More churches targeted during spate of break-ins
Amid a spate of incidents over recent months, Blackfriars Holy Rosary parish in Canberra’s north is the latest to experience a break-in of parish properties in the Archdiocese.
The break-in occurred during the night of 24 May and resulted in damage to the church’s doors, locks and a window and the theft of several chalices and other sacred vessels.
Of particular distress to the Blackfriars community, the Tabernacle was also broken into and the Blessed Eucharist discarded onto the church’s carpet in the thieves’ apparent quest to target the sacred vessels.
It doesn’t appear the thieves acted knowingly in relation to the Holy Eucharist, according to parish priest, Fr Mannes Tellis.
“They probably weren’t aware of what they were doing,” he said.
Fr Tellis said the police and a forensic team spent several hours at the church investigating the break-in and a reasonable amount of “hopefully” useful DNA evidence had been obtained.
Elsewhere, It was relatively better news at St Matthew’s church in the Canberra suburb of Page. Frs Simon Falk and Thomas Jin were starting to stir at daybreak in the presbytery last Sunday when an intruder alarm sounded nearby.
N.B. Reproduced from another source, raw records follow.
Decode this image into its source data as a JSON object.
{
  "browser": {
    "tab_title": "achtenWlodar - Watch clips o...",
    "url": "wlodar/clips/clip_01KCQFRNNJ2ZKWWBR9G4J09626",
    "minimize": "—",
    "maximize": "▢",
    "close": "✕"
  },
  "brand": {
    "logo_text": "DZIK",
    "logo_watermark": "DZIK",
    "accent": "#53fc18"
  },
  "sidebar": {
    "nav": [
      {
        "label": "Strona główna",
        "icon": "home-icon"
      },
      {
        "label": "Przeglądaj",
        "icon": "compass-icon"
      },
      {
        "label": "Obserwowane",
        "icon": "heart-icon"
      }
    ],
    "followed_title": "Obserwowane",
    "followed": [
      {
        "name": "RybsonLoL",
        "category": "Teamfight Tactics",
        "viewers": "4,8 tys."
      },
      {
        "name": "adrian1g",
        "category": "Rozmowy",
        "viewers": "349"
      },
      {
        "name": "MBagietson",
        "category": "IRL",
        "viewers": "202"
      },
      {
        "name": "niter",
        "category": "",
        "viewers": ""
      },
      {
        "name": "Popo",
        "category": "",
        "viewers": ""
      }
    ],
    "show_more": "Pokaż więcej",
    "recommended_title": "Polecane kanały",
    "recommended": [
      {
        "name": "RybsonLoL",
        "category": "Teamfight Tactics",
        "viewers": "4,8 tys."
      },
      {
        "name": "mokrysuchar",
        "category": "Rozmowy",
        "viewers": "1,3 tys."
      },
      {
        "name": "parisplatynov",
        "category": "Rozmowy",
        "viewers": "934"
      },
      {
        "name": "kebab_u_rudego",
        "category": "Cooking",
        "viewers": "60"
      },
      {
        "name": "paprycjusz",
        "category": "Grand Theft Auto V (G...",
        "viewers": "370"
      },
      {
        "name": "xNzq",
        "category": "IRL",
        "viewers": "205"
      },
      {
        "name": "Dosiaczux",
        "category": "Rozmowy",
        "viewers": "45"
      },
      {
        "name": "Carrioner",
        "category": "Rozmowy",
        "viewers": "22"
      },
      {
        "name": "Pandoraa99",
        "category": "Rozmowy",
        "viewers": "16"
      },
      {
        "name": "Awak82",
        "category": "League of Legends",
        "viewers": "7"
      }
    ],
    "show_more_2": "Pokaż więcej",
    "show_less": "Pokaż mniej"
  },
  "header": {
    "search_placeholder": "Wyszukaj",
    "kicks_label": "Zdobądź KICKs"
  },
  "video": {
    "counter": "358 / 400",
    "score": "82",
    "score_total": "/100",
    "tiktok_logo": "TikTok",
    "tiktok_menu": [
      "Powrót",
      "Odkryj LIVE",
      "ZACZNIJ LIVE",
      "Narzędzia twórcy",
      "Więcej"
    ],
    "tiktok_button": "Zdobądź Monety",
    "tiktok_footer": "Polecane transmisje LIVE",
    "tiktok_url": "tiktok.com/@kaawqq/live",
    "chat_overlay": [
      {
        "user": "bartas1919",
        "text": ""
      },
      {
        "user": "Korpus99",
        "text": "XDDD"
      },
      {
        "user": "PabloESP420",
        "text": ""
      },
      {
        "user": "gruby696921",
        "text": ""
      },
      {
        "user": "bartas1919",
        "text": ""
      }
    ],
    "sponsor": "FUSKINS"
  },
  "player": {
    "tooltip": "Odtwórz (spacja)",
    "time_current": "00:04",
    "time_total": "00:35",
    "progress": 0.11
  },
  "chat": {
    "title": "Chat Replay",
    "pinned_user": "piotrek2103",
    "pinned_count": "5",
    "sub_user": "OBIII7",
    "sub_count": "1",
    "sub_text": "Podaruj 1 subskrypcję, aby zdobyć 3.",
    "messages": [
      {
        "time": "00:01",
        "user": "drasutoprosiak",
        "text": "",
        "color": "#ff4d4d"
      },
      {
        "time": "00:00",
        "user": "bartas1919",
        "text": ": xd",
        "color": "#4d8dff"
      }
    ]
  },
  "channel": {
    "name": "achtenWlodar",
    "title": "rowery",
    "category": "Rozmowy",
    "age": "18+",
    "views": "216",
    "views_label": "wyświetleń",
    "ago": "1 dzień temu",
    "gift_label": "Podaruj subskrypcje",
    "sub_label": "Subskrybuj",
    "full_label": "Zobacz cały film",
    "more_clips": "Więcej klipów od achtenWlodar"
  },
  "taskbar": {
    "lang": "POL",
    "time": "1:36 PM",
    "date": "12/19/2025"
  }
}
At first Fr Falk thought it might be coming from St Matthew’s Primary school. Then he realised…:No it’s not, it’s ours!”
The parish priest and assistant priest, respectively, dashed to the church where they found a break-in had occurred via forced entry to a side window.
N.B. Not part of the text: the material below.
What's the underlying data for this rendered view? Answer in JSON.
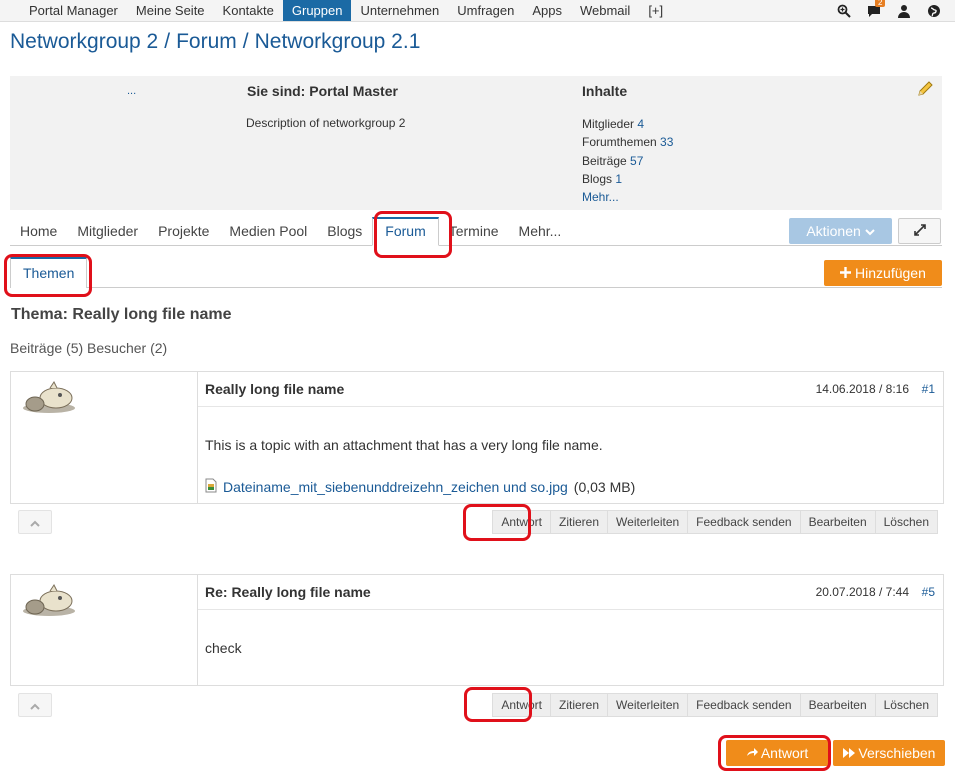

Fortunately, the back-to-base alarm system had done its job with the intruder or intruders fleeing just ahead of the priests before any further damage could be done.
The police were called and carried out an initial investigation.
The recent incidents follow last December’s well publicised break-in at St Thomas Aquinas’s in Charnwood where the church was ransacked.
The Archdiocese’s parishes have been put on heightened alert as a result of the break-ins and where necessary asked to consider increasing their security with back-to-base alarms and other security systems.
Archdiocesan Chancellor Patrick McArdle said the measures were “sad but necessary” steps to ensure the security of the Archdiocese’s churches, parish offices and presbyteries.